Gregg Allman of the Allman Brothers Band Dead at 69

Gregg Allman of the Allman Brothers Band Dead at 69

Southern-rock legend Gregg Allman has died at age 69, People magazine reports.

The rocker had been diagnosed with hepatitis C in 1999, undergoing a liver transplant in 2010. Recent health woes led to tour-date cancellations and rumors he was in hospice care, but Allman wrote on his site in April, "I just wanted y’all to know that I’m currently home in Savannah resting on my doctor’s orders. I want to thank you for all the love that you are sending. Looking forward to seeing everyone again. Keep Rockin."

Allman passed away at home Saturday in Savannah, according to manager and close pal Michael Lehman, who wrote on Allman's site, “I have lost a dear friend and the world has lost a brilliant pioneer in music. He was a kind and gentle soul with the best laugh I ever heard. His love for his family and bandmates was passionate as was the love he had for his extraordinary fans. Gregg was an incredible partner and an even better friend. We will all miss him.”

Allman, along with his brother Duane and four other musicians, founded the Allman Brothers Band in 1969. The band continued to perform under the name even after Duane died in a motorcycle accident two years later, right after their breakthrough success with the album "At Fillmore East." The band called it quits in 2014. In January 2017, founding member Butch Trucks, a drummer, committed suicide.

Along with off-and-on performances with the band, Allman — married to pop legend Cher in the '70s and with whom he had his son Elijah Blue Allman — also had a successful solo career, won several Grammys and was inducted into the Rock and Roll Hall of Fame in 1995.

He achieved his greatest solo success with 2011's critically acclaimed "Low Country Blues," which hit the Top 5 on the Billboard 200.

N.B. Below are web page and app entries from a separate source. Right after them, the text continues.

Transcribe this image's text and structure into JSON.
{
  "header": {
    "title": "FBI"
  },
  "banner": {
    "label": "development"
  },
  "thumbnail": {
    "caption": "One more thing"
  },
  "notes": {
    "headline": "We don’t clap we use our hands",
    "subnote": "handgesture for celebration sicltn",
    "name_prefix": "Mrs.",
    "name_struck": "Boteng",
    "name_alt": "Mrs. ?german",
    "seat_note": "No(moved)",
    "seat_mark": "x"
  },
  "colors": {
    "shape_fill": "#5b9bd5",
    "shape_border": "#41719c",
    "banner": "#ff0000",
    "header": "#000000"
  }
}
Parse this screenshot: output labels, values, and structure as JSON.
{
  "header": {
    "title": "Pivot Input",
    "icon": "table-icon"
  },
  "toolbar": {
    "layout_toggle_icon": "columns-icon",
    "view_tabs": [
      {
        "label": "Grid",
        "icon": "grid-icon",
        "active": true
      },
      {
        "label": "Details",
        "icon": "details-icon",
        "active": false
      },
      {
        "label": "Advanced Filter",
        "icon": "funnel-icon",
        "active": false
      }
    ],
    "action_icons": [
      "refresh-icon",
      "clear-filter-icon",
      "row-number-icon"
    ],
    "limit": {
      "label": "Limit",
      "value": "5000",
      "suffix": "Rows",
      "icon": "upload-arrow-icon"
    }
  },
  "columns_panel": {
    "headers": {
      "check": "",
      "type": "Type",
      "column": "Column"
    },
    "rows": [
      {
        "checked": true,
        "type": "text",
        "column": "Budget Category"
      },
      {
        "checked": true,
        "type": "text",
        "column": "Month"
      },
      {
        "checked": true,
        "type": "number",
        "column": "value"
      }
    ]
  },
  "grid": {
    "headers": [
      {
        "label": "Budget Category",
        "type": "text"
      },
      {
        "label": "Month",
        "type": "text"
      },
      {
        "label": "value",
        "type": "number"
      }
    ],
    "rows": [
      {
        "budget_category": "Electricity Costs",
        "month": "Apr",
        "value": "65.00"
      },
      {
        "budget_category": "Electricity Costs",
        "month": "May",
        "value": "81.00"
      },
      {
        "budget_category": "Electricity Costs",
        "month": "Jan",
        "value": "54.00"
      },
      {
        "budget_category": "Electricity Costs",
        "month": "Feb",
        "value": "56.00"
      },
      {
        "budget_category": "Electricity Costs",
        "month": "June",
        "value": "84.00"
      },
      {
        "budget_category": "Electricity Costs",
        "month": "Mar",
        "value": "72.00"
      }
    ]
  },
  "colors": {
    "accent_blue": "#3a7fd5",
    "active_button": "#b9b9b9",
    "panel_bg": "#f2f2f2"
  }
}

Allman is survived by three sons and two daughters.

His ex, Cher, remembered him using the pet names they had for each other, on Twitter: